Overdosage of benzodiazepines is usually manifested by varying degrees of central-nervous-system depression, ranging from drowsiness to coma. In mild cases symptoms include drowsiness, mental confusion, and lethargy. In more serious examples, symptoms may include ataxia, hypotonia, hypotension, hypnosis, stages one (1) to three (3) coma, and, very rarely, death.
Treatment of overdosage is mainly supportive until the drug is eliminated from the body. Vital signs and fluid balance should be carefully monitored in conjunction with close observation of the patient. An adequate airway should be maintained and assisted respiration used as needed. With normally functioning kidneys, forced diuresis with intravenous fluids and electrolytes may accelerate elimination of benzodiazepines from the body. In addition, osmotic diuretics, such as mannitol, may be effective as adjunctive measures. In more critical situations, renal dialysis and exchange blood transfusions may be indicated. Lorazepam does not appear to be removed in significant quantities by dialysis, although lorazepam glucuronide may be highly dialyzable. The value of dialysis has not been adequately determined for lorazepam.

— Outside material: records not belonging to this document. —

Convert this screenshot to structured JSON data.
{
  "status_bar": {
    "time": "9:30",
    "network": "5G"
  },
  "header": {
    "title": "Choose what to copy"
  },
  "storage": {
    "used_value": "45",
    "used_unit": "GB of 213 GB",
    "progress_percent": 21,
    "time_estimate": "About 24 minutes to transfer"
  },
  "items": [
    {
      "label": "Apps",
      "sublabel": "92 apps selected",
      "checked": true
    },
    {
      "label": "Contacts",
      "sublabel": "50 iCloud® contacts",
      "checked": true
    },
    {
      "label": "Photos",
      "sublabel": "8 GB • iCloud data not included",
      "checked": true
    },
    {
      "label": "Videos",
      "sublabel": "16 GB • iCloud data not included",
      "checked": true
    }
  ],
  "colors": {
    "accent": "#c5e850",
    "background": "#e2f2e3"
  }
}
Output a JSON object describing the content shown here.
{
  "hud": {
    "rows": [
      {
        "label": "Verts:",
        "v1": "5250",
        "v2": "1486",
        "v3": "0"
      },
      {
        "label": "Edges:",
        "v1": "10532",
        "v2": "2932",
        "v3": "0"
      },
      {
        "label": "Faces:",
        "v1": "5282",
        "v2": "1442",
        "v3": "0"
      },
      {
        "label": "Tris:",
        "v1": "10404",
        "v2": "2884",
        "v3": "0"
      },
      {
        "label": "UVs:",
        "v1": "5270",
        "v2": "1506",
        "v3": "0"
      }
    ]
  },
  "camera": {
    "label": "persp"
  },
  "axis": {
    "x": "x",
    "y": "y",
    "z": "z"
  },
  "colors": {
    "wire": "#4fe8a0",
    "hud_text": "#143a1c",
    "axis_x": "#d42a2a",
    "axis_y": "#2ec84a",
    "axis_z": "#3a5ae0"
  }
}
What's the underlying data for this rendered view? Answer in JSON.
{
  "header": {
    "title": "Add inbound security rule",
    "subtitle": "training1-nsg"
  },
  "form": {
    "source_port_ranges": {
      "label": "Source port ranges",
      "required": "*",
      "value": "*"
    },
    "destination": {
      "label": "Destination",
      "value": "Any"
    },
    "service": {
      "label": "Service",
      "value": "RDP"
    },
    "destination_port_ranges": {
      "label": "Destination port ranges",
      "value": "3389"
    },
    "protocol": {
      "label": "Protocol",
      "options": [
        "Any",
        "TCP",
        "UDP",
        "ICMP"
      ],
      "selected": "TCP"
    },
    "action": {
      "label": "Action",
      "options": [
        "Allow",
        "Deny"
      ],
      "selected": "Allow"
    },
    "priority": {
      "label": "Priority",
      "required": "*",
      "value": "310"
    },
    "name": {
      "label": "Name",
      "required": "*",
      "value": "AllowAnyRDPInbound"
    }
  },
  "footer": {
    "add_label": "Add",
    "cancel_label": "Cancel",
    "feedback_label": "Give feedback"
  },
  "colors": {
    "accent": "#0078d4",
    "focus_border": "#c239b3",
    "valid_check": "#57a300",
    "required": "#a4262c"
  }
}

The benzodiazepine antagonist flumazenil may be used in hospitalized patients as an adjunct to, not as a substitute for, proper management of benzodiazepine overdose. The prescriber should be aware of a risk of seizure in association with flumazenil treatment, particularly in long-term benzodiazepine users and in cyclic antidepressant overdose. The complete flumazenil package insert including CONTRAINDICATIONS, WARNINGS, and PRECAUTIONS should be consulted prior to use.